──────── RECORD EXCERPTS
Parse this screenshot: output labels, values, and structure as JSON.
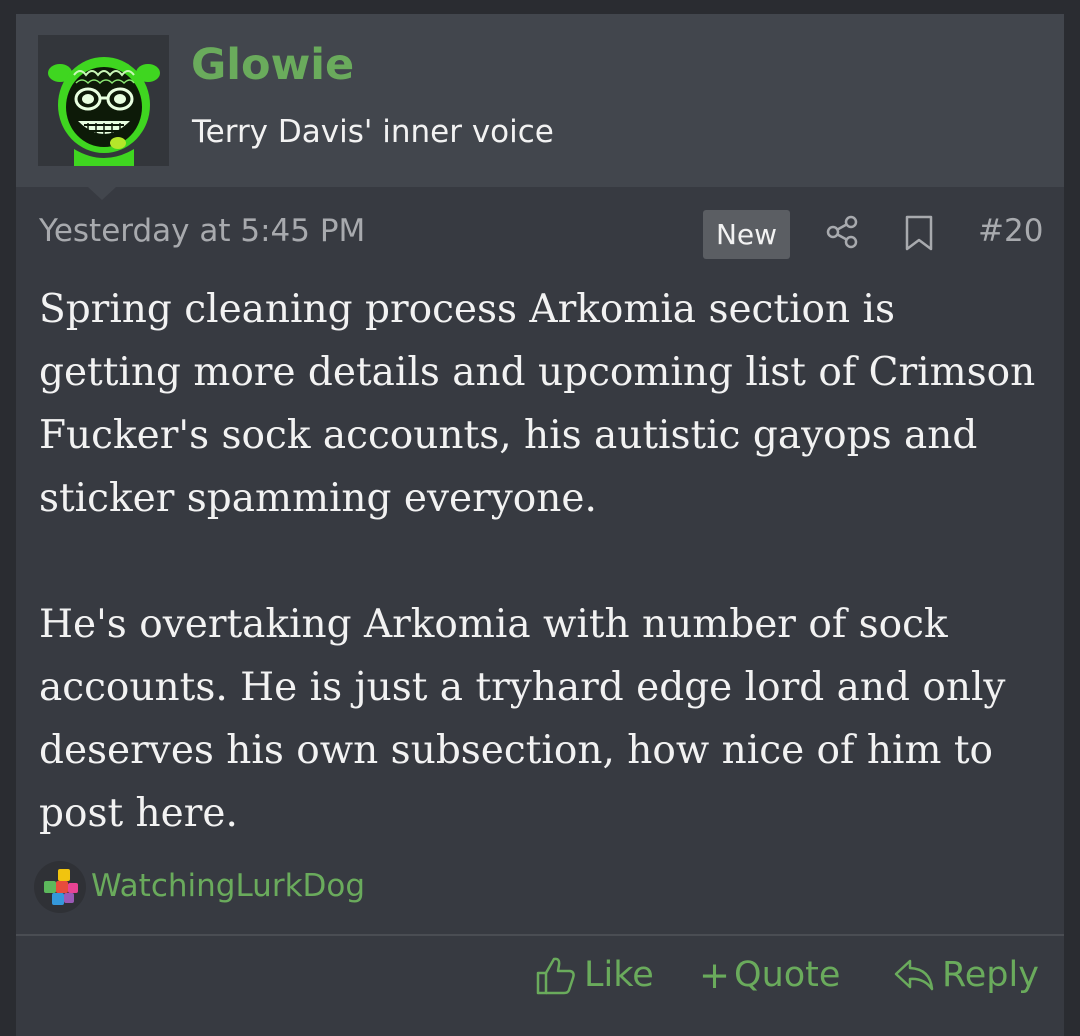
{
  "user": {
    "name": "Glowie",
    "title": "Terry Davis' inner voice",
    "avatar": "glowing-green-creature-avatar"
  },
  "meta": {
    "date": "Yesterday at 5:45 PM",
    "badge": "New",
    "share_icon": "share-icon",
    "bookmark_icon": "bookmark-icon",
    "post_number": "#20"
  },
  "body": {
    "paragraph_1": "Spring cleaning process Arkomia section is getting more details and upcoming list of Crimson Fucker's sock accounts, his autistic gayops and sticker spamming everyone.",
    "paragraph_2": "He's overtaking Arkomia with number of sock accounts. He is just a tryhard edge lord and only deserves his own subsection, how nice of him to post here."
  },
  "reactions": {
    "icon": "puzzle-pieces-reaction-icon",
    "users": "WatchingLurkDog"
  },
  "actions": {
    "like": "Like",
    "quote": "Quote",
    "reply": "Reply"
  },
  "colors": {
    "accent": "#6aab5c",
    "background": "#373a41",
    "header": "#42464d",
    "text": "#f2f2f2",
    "muted": "#a8aaae"
  }
}
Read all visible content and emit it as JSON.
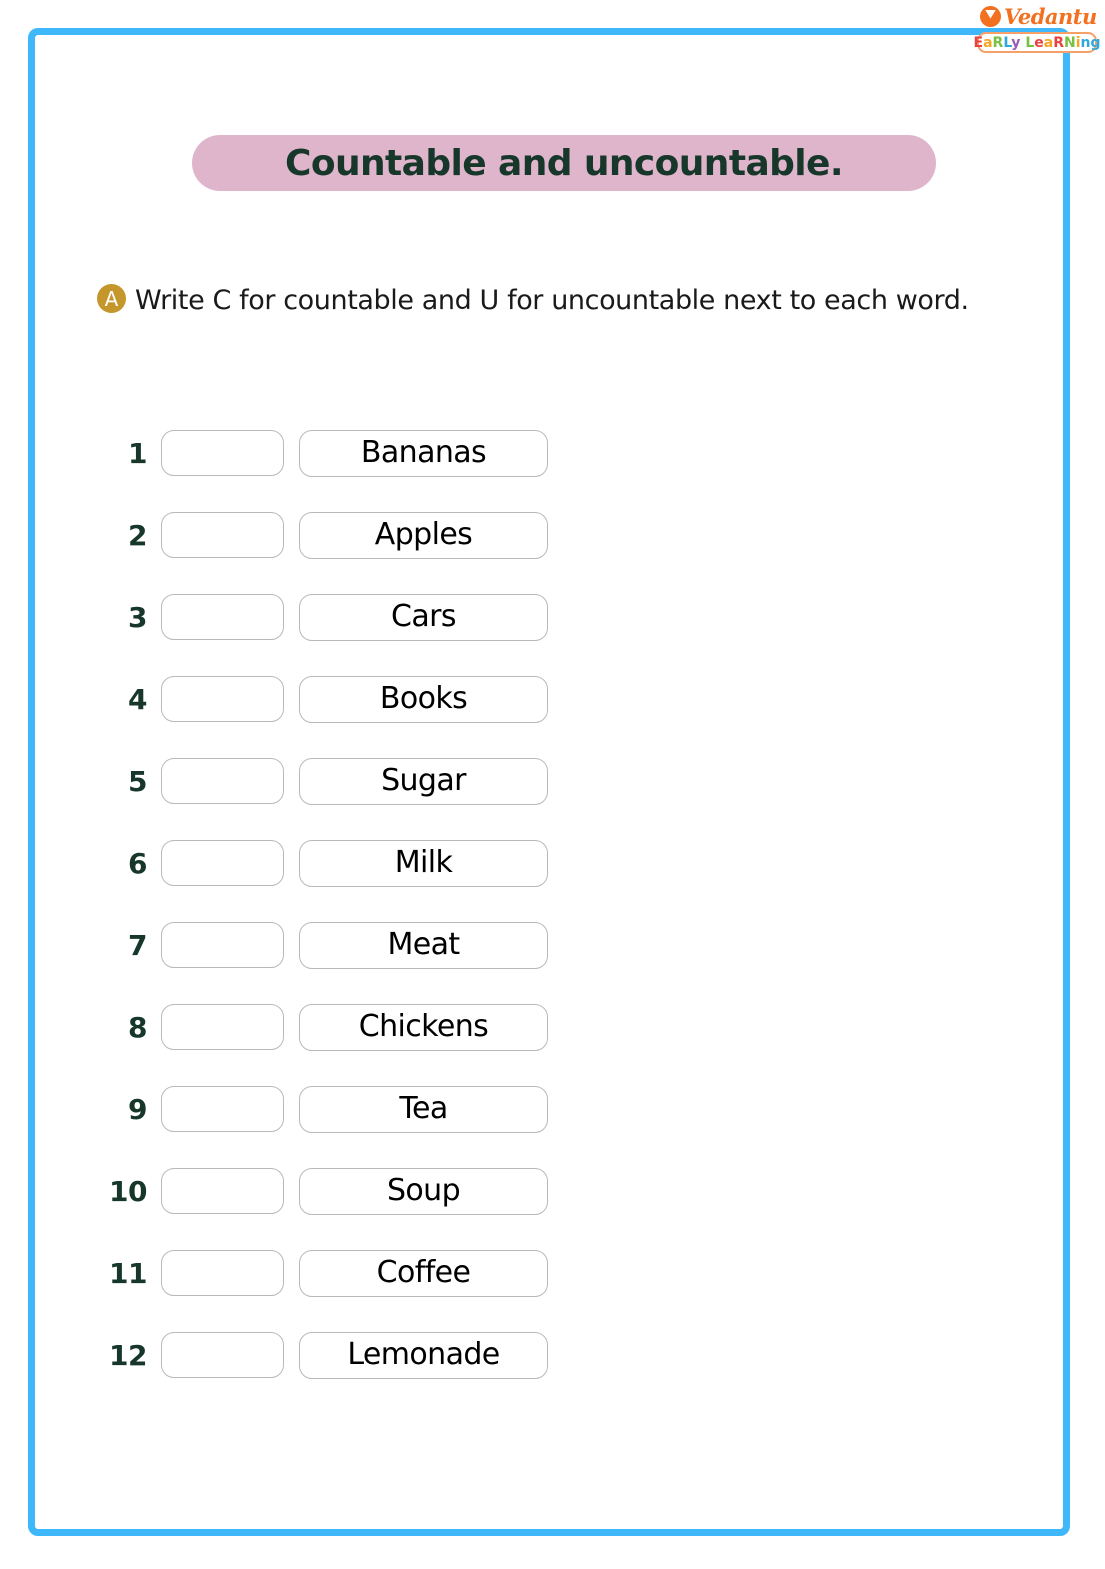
{
  "logo": {
    "brand": "Vedantu",
    "tagline_letters": [
      {
        "char": "E",
        "color": "#e8423f"
      },
      {
        "char": "a",
        "color": "#f6a623"
      },
      {
        "char": "R",
        "color": "#7ac143"
      },
      {
        "char": "L",
        "color": "#2fa8e0"
      },
      {
        "char": "y",
        "color": "#9b59b6"
      },
      {
        "char": " ",
        "color": "#ffffff"
      },
      {
        "char": "L",
        "color": "#7ac143"
      },
      {
        "char": "e",
        "color": "#e8423f"
      },
      {
        "char": "a",
        "color": "#f6a623"
      },
      {
        "char": "R",
        "color": "#e8423f"
      },
      {
        "char": "N",
        "color": "#7ac143"
      },
      {
        "char": "i",
        "color": "#f6a623"
      },
      {
        "char": "n",
        "color": "#2fa8e0"
      },
      {
        "char": "g",
        "color": "#2fa8e0"
      }
    ],
    "v_mark_icon": "vedantu-v-icon"
  },
  "title": "Countable and uncountable.",
  "instruction": {
    "badge": "A",
    "text": "Write C for countable and U for uncountable next to each word."
  },
  "questions": [
    {
      "number": "1",
      "word": "Bananas",
      "answer": ""
    },
    {
      "number": "2",
      "word": "Apples",
      "answer": ""
    },
    {
      "number": "3",
      "word": "Cars",
      "answer": ""
    },
    {
      "number": "4",
      "word": "Books",
      "answer": ""
    },
    {
      "number": "5",
      "word": "Sugar",
      "answer": ""
    },
    {
      "number": "6",
      "word": "Milk",
      "answer": ""
    },
    {
      "number": "7",
      "word": "Meat",
      "answer": ""
    },
    {
      "number": "8",
      "word": "Chickens",
      "answer": ""
    },
    {
      "number": "9",
      "word": "Tea",
      "answer": ""
    },
    {
      "number": "10",
      "word": "Soup",
      "answer": ""
    },
    {
      "number": "11",
      "word": "Coffee",
      "answer": ""
    },
    {
      "number": "12",
      "word": "Lemonade",
      "answer": ""
    }
  ],
  "colors": {
    "frame_blue": "#3fb7fb",
    "banner_pink": "#dfb5cc",
    "title_green": "#17372b",
    "badge_gold": "#c4962c",
    "box_border": "#b9b9b9",
    "brand_orange": "#f37021"
  }
}
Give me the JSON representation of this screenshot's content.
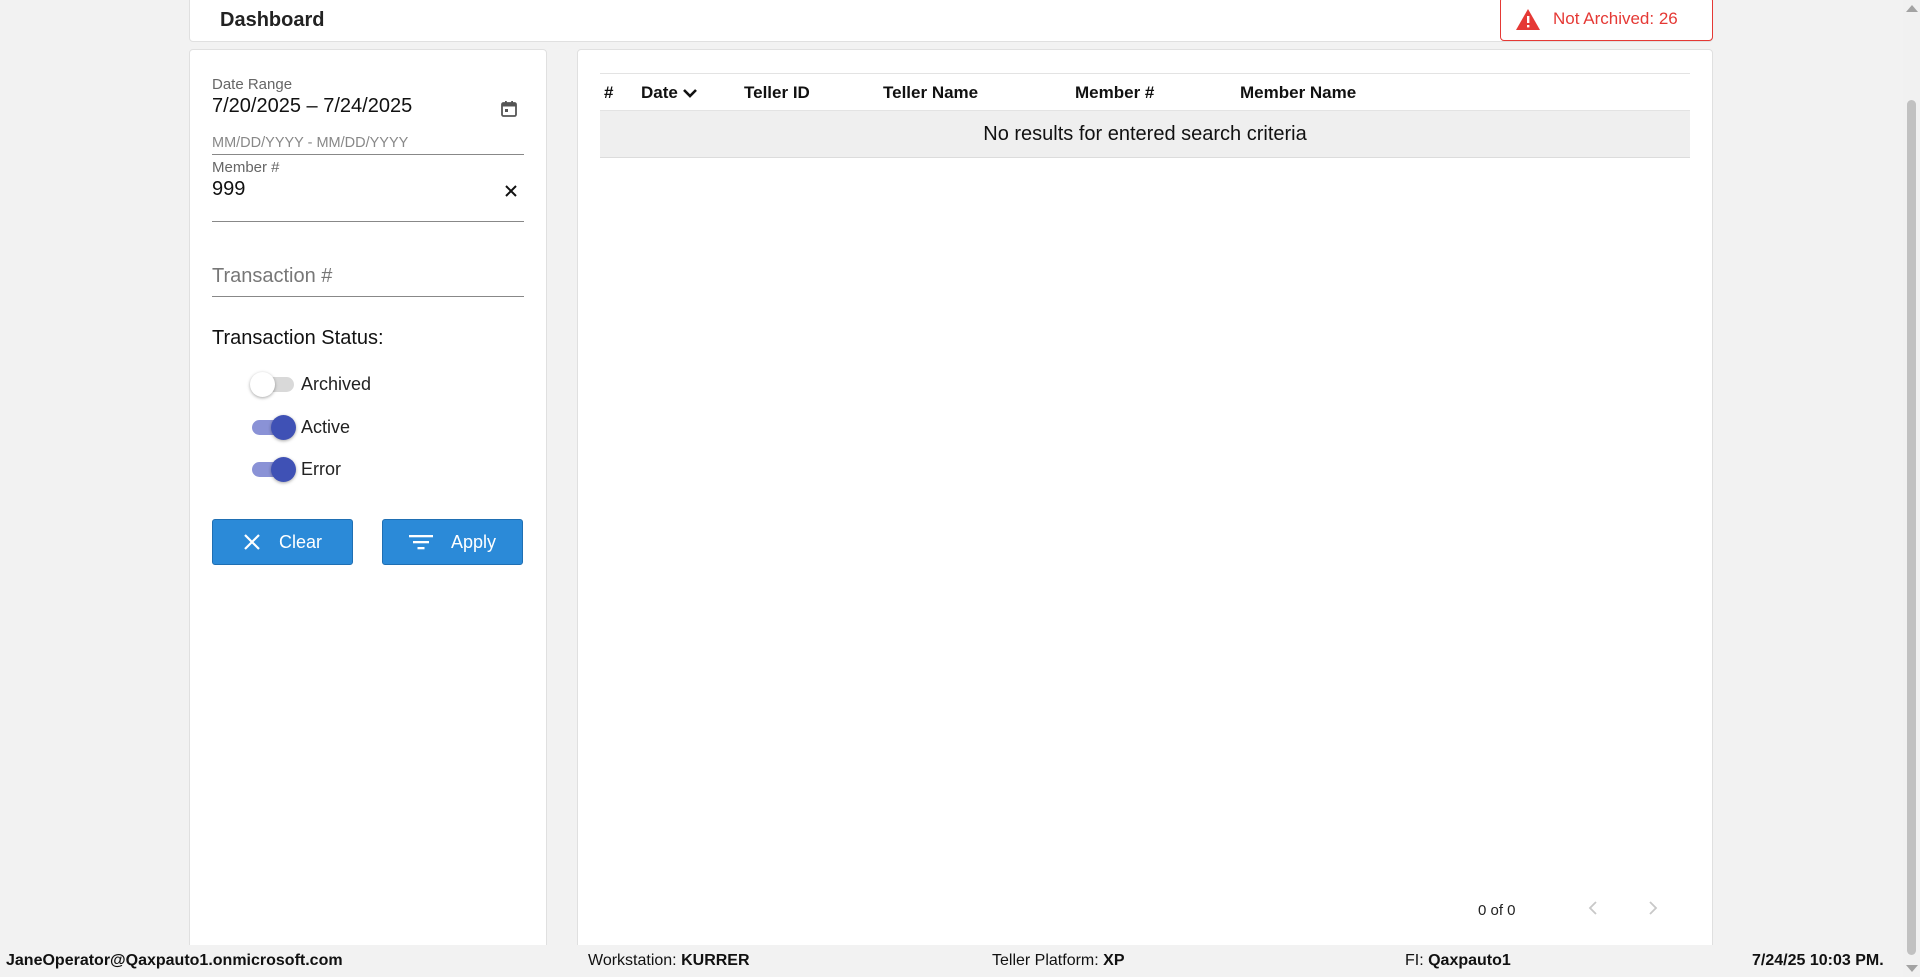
{
  "header": {
    "title": "Dashboard",
    "alert_text": "Not Archived: 26",
    "alert_color": "#e53935"
  },
  "filters": {
    "date_range": {
      "label": "Date Range",
      "value": "7/20/2025 – 7/24/2025",
      "hint": "MM/DD/YYYY - MM/DD/YYYY",
      "icon": "calendar-icon"
    },
    "member": {
      "label": "Member #",
      "value": "999",
      "icon": "close-icon"
    },
    "transaction": {
      "placeholder": "Transaction #"
    },
    "status": {
      "label": "Transaction Status:",
      "toggles": [
        {
          "label": "Archived",
          "on": false
        },
        {
          "label": "Active",
          "on": true
        },
        {
          "label": "Error",
          "on": true
        }
      ]
    },
    "buttons": {
      "clear_label": "Clear",
      "apply_label": "Apply",
      "color": "#2b8ad8"
    }
  },
  "table": {
    "columns": [
      "#",
      "Date",
      "Teller ID",
      "Teller Name",
      "Member #",
      "Member Name"
    ],
    "sort_column": "Date",
    "empty_message": "No results for entered search criteria"
  },
  "pagination": {
    "text": "0 of 0",
    "prev_icon": "chevron-left-icon",
    "next_icon": "chevron-right-icon"
  },
  "footer": {
    "user": "JaneOperator@Qaxpauto1.onmicrosoft.com",
    "workstation_label": "Workstation: ",
    "workstation_value": "KURRER",
    "platform_label": "Teller Platform: ",
    "platform_value": "XP",
    "fi_label": "FI: ",
    "fi_value": "Qaxpauto1",
    "datetime": "7/24/25 10:03 PM."
  }
}
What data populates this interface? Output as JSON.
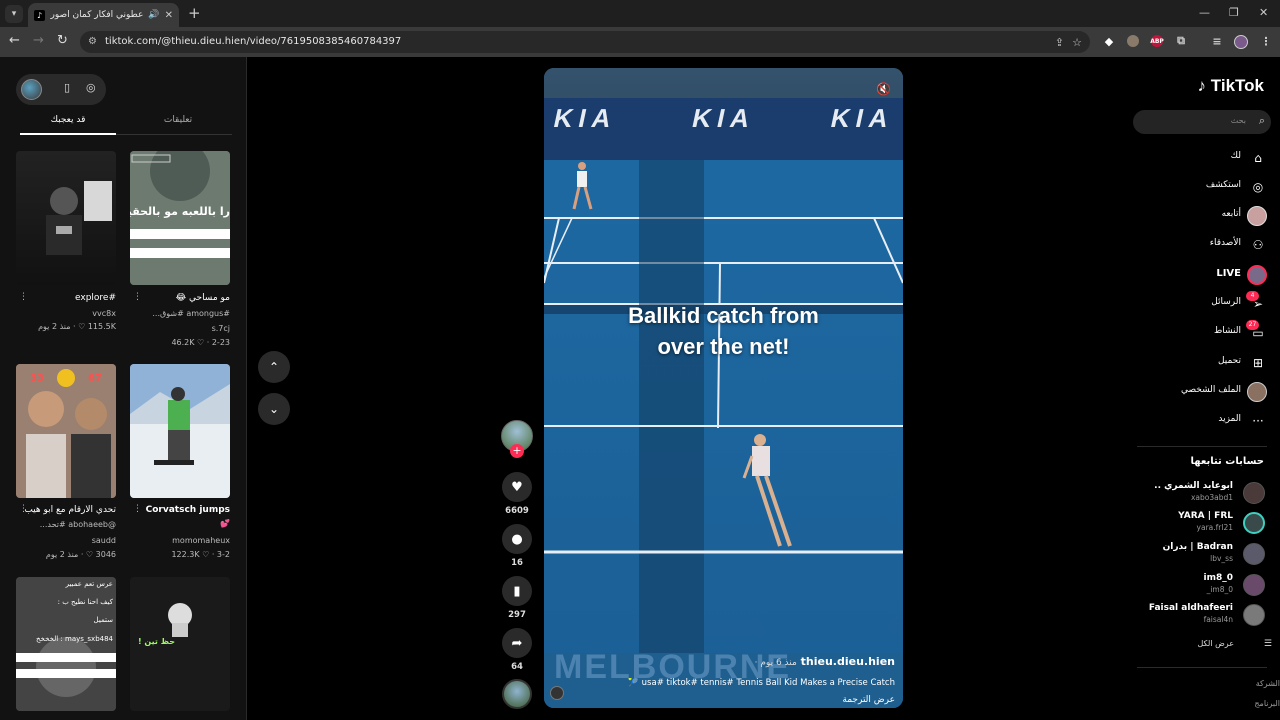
{
  "browser": {
    "tab_title": "عطوني افكار كمان اصورها و...",
    "url": "tiktok.com/@thieu.dieu.hien/video/7619508385460784397",
    "extensions": [
      "puzzle-icon",
      "ABP"
    ]
  },
  "left_panel": {
    "tabs": [
      "قد يعجبك",
      "تعليقات"
    ],
    "cards": [
      {
        "title": "#explore",
        "sub": "vvc8x",
        "meta": "115.5K ♡ · منذ 2 يوم"
      },
      {
        "title": "مو مساحي 😂",
        "sub": "#amongus #شوق...",
        "author": "s.7cj",
        "meta": "46.2K ♡ · 2-23"
      },
      {
        "title": "تحدي الارقام مع ابو هيب",
        "sub": "@abohaeeb #تحد...",
        "author": "saudd",
        "meta": "3046 ♡ · منذ 2 يوم"
      },
      {
        "title": "Corvatsch jumps",
        "sub": "",
        "author": "momomaheux",
        "meta": "122.3K ♡ · 3-2"
      }
    ],
    "thumb_texts": {
      "card2_overlay": "را باللعبه مو بالحقيقة",
      "card3_scores": [
        "33",
        "67"
      ],
      "card5_lines": [
        "عرس تعم عمبير",
        "كيف احنا نطيح ب :",
        "ستميل",
        "mays_sxb484 : الخخخخ",
        "حظ تين !"
      ]
    }
  },
  "video": {
    "caption_line1": "Ballkid catch from",
    "caption_line2": "over the net!",
    "author": "thieu.dieu.hien",
    "time": "منذ 6 يوم ·",
    "description": "usa# tiktok# tennis#  Tennis Ball Kid Makes a Precise Catch 🎾",
    "translate": "عرض الترجمة",
    "likes": "6609",
    "comments": "16",
    "saves": "297",
    "shares": "64",
    "sponsor_text": "KIA",
    "venue_text": "MELBOURNE"
  },
  "sidebar": {
    "logo": "TikTok",
    "search_placeholder": "بحث",
    "nav": [
      {
        "label": "لك",
        "icon": "home-icon"
      },
      {
        "label": "استكشف",
        "icon": "compass-icon"
      },
      {
        "label": "أتابعه",
        "icon": "following-icon"
      },
      {
        "label": "الأصدقاء",
        "icon": "friends-icon"
      },
      {
        "label": "LIVE",
        "icon": "live-icon"
      },
      {
        "label": "الرسائل",
        "icon": "messages-icon",
        "badge": "4"
      },
      {
        "label": "النشاط",
        "icon": "activity-icon",
        "badge": "27"
      },
      {
        "label": "تحميل",
        "icon": "upload-icon"
      },
      {
        "label": "الملف الشخصي",
        "icon": "profile-icon"
      },
      {
        "label": "المزيد",
        "icon": "more-icon"
      }
    ],
    "following_heading": "حسابات تتابعها",
    "accounts": [
      {
        "name": "ابوعايد الشمري ..",
        "handle": "xabo3abd1"
      },
      {
        "name": "YARA | FRL",
        "handle": "yara.frl21"
      },
      {
        "name": "Badran | بدران",
        "handle": "lbv_ss"
      },
      {
        "name": "im8_0",
        "handle": "_im8_0"
      },
      {
        "name": "Faisal aldhafeeri",
        "handle": "faisal4n"
      }
    ],
    "show_all": "عرض الكل",
    "footer": [
      "الشركة",
      "البرنامج"
    ]
  }
}
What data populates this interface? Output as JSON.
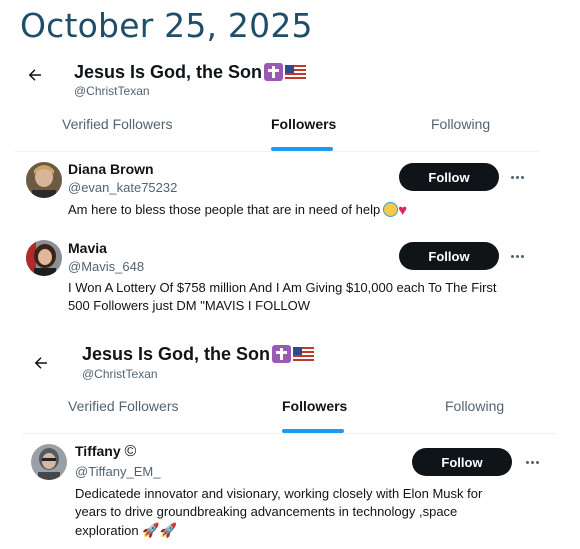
{
  "date_heading": "October 25, 2025",
  "screens": [
    {
      "profile": {
        "name": "Jesus Is God, the Son",
        "handle": "@ChristTexan"
      },
      "tabs": [
        {
          "label": "Verified Followers"
        },
        {
          "label": "Followers",
          "active": true
        },
        {
          "label": "Following"
        }
      ],
      "users": [
        {
          "name": "Diana Brown",
          "handle": "@evan_kate75232",
          "bio": "Am here to bless those people that are in need of help",
          "follow_label": "Follow"
        },
        {
          "name": "Mavia",
          "handle": "@Mavis_648",
          "bio_line1": "I Won A Lottery Of $758 million And I Am Giving $10,000 each To The First",
          "bio_line2": "500 Followers just DM \"MAVIS I FOLLOW",
          "follow_label": "Follow"
        }
      ]
    },
    {
      "profile": {
        "name": "Jesus Is God, the Son",
        "handle": "@ChristTexan"
      },
      "tabs": [
        {
          "label": "Verified Followers"
        },
        {
          "label": "Followers",
          "active": true
        },
        {
          "label": "Following"
        }
      ],
      "users": [
        {
          "name": "Tiffany",
          "name_symbol": "©",
          "handle": "@Tiffany_EM_",
          "bio_line1": "Dedicatede innovator and visionary, working closely with Elon Musk for",
          "bio_line2": "years to drive groundbreaking advancements in technology ,space",
          "bio_line3": "exploration",
          "follow_label": "Follow"
        }
      ]
    }
  ],
  "colors": {
    "heading": "#1f4e6b",
    "tab_underline": "#1d9bf0",
    "follow_button": "#0f1419",
    "secondary_text": "#536471"
  },
  "icons": [
    "back-arrow-icon",
    "more-options-icon",
    "latin-cross-emoji",
    "us-flag-emoji",
    "smiling-face-with-halo-emoji",
    "red-heart-emoji",
    "rocket-emoji"
  ]
}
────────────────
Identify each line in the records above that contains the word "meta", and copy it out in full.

  "meta": {
        "meta": "115.5K ♡ · منذ 2 يوم"
        "meta": "46.2K ♡ · 2-23"
        "meta": "3046 ♡ · منذ 2 يوم"
        "meta": "122.3K ♡ · 3-2"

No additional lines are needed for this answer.